In addition, big data affords companies the opportunity to ask questions they never were able to ask before, adds Christian Hasker, director of product development for Quest Software. “How can they bring big data techniques to their current data and gain that competitive advantage? How can financial organizations find better ways to detect fraud? How can insurance companies gain a deeper insight into their customers to see who may be the most un-economical to insure? How does a software company find their most at-risk customers—those who are about to deploy a competitive product? These and countless other questions can be answered by adopting big data techniques.”
But amid all the hype and excitement around big data, it’s important to keep things in perspective as well. Big data itself may also carry some erroneous assumptions that data managers need to understand and convey to their businesses. “The manipulation of the data into truly holistic data points on top of which to base cogent decisions, is far harder than it looks,” Antonio Piraino, CTO of ScienceLogic, tells DBTA. “There is a ways to go before the variety of correlations and presentations of big data are refined and proven. It’s not always easy to confidently interpret what the data is telling you; not all values captured from big data are immediately relevant to the symptom of a problem or imminent opportunity.”

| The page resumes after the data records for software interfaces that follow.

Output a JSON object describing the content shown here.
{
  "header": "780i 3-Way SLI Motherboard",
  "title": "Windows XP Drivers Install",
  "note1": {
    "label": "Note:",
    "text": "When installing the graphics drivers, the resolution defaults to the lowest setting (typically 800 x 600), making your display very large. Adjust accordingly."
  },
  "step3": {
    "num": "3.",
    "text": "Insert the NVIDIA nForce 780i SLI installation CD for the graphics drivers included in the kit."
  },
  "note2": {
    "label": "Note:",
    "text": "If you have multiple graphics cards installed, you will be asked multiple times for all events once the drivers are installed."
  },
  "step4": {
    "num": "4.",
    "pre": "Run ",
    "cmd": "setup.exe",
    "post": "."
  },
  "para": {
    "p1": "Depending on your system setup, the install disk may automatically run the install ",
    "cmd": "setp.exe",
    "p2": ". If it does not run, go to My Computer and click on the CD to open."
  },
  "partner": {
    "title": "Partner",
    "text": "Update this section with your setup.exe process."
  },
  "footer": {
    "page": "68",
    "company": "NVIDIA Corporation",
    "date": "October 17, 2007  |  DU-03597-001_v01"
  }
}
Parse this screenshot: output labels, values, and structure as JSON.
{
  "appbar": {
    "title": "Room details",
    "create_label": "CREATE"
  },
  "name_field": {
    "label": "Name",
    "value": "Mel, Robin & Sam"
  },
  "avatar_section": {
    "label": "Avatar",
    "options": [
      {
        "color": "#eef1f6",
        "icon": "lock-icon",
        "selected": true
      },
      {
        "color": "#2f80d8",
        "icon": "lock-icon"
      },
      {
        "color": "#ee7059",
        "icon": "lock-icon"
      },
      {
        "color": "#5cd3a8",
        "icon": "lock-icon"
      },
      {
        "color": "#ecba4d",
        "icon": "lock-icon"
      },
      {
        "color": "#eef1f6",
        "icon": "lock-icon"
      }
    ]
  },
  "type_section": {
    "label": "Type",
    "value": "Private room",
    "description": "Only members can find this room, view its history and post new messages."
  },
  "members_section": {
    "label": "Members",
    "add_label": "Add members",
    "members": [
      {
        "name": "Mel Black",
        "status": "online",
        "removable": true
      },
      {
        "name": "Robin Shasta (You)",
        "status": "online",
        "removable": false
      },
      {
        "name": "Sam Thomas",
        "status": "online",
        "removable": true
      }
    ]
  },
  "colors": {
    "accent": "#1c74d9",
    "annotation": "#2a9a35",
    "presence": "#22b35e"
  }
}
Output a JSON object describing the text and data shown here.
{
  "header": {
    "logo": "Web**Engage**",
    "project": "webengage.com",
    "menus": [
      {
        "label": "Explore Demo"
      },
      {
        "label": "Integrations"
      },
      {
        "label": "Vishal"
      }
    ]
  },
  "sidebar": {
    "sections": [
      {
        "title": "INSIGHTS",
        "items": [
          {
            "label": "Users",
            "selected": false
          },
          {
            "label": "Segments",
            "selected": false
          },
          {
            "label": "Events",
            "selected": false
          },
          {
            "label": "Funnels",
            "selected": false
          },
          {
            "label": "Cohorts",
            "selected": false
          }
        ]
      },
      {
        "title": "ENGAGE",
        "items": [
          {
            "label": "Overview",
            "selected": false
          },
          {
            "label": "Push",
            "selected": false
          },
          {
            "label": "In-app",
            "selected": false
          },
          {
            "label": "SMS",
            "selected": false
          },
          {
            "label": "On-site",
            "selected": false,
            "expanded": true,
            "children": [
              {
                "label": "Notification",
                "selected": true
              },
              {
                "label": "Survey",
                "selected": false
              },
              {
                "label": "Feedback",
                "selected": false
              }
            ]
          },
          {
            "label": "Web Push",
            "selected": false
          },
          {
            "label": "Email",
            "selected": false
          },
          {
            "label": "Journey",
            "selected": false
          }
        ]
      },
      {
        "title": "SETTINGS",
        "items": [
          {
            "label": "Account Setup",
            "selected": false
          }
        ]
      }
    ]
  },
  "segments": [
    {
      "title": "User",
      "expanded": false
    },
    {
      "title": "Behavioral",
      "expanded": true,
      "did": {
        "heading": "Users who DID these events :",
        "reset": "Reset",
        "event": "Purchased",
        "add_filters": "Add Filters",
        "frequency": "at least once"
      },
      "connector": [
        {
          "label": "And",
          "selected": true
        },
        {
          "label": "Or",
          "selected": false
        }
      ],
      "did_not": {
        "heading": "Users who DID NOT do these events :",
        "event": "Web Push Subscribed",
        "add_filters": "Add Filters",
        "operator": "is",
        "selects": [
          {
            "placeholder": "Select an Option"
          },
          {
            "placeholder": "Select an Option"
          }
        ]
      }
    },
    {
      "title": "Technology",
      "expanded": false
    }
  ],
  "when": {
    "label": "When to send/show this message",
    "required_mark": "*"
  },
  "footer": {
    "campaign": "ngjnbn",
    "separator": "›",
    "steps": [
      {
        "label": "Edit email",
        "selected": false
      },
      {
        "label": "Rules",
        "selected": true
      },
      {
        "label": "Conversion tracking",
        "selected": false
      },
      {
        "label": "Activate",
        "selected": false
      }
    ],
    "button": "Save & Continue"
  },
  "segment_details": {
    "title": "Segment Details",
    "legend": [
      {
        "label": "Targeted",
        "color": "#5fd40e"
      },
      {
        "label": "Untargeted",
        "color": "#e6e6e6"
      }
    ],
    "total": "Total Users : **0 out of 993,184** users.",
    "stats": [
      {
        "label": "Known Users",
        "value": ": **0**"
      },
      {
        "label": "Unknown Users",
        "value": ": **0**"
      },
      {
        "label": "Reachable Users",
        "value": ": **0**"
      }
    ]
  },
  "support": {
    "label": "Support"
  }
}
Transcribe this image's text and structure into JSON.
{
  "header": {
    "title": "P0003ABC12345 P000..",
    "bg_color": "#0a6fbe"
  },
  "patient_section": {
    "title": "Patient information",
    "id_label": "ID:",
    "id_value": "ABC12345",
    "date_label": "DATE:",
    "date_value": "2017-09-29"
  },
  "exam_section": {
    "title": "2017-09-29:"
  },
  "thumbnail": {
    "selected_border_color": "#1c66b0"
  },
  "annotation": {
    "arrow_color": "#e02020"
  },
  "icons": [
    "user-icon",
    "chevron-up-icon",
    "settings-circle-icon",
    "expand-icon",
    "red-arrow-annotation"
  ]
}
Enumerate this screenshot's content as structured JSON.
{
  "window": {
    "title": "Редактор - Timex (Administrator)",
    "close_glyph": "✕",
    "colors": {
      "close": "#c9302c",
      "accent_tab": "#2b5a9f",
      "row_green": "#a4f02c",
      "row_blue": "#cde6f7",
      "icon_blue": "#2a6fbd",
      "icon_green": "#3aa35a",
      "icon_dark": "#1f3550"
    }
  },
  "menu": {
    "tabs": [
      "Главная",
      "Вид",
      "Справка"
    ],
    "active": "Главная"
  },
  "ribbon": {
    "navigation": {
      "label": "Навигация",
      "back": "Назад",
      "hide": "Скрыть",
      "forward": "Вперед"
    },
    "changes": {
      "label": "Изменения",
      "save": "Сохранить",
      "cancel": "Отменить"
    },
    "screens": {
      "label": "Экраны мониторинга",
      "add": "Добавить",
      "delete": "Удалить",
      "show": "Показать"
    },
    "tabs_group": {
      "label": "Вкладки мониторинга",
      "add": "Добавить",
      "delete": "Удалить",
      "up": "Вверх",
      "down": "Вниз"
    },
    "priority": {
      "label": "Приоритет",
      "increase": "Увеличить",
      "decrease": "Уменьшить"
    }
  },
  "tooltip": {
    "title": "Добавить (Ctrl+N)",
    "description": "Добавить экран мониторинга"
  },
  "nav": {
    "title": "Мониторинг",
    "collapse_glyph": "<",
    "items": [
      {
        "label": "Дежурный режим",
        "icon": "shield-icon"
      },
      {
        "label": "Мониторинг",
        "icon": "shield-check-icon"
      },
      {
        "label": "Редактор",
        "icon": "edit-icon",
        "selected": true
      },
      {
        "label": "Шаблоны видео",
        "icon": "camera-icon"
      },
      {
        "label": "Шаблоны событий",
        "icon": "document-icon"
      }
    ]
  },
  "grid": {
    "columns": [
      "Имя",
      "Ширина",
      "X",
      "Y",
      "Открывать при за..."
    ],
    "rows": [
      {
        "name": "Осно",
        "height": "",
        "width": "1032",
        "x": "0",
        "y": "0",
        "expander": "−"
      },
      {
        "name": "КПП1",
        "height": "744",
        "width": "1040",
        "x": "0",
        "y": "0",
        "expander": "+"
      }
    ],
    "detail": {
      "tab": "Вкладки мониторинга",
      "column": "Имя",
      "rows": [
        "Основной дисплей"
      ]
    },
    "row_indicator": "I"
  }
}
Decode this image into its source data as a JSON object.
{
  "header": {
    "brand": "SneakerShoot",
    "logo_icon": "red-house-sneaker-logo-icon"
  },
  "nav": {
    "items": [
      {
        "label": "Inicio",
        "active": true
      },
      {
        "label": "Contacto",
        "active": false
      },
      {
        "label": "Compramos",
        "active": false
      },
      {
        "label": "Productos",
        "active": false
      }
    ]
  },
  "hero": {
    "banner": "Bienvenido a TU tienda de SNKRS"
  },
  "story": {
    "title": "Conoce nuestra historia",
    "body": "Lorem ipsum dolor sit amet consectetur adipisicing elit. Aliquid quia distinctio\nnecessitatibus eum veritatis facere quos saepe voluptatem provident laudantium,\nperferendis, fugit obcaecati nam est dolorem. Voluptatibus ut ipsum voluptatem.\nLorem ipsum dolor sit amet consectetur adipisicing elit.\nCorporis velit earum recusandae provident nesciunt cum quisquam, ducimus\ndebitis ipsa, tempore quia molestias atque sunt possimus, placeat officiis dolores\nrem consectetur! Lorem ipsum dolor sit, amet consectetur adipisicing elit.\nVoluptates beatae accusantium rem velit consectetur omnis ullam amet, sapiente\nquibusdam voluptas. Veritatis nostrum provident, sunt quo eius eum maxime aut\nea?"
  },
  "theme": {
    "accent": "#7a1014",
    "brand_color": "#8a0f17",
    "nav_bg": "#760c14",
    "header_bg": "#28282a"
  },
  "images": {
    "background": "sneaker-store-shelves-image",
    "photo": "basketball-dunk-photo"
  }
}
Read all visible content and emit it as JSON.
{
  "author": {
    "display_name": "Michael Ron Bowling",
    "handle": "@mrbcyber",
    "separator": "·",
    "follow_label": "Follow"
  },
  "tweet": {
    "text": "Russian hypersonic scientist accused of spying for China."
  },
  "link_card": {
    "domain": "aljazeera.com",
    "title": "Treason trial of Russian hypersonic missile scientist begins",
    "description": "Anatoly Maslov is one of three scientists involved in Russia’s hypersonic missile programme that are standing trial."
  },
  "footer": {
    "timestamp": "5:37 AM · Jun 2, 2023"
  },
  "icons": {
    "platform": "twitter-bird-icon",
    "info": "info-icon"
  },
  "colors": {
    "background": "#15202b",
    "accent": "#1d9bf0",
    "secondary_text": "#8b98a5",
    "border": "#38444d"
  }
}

The rise of new and bigger data environments also brings the risk of lack of cohesion within enterprises, many of which are still dominated by traditional data environments. “The big database vendors all follow the same general architecture,” noted Brian Clark, vice president of product management for Objectivity, Inc., in a webcast the company presented in partnership with DBTA. “Capture of the data coming from many sources at high speed, do some initial processing, then put it into some other storage for further processing and analysis, and then use that data in data analytics or visualization applications. The problem with this approach is yes, they can get the volume of data in, and yes, they can get the variety. But the data still ends up in different stores or different silos. And we believe there are hidden relationships in the data in those silos.”
In many organizations, “traditional data sources are not well integrated,” agrees Bill Abbott, principal for PwC, noting that “80% to 90% of the productivity cycle is spent gathering and organizing information.” Abbott recommends that organizations adopt a defined analytics strategy, focusing on the repeatability of valuable analytical processes.
Often, organizations attempting to manage big data have diverse environments in which it is difficult to actually take advantage of the data. “One of the problems of distributed big data is knowing what you’ve got and where it is,” says Clark, who recommends a federated approach to leverage data across the enterprise. “If you look at the ways big data is being handled, being managed, then typically it’s a combination of different storage, different databases, that store structured data.”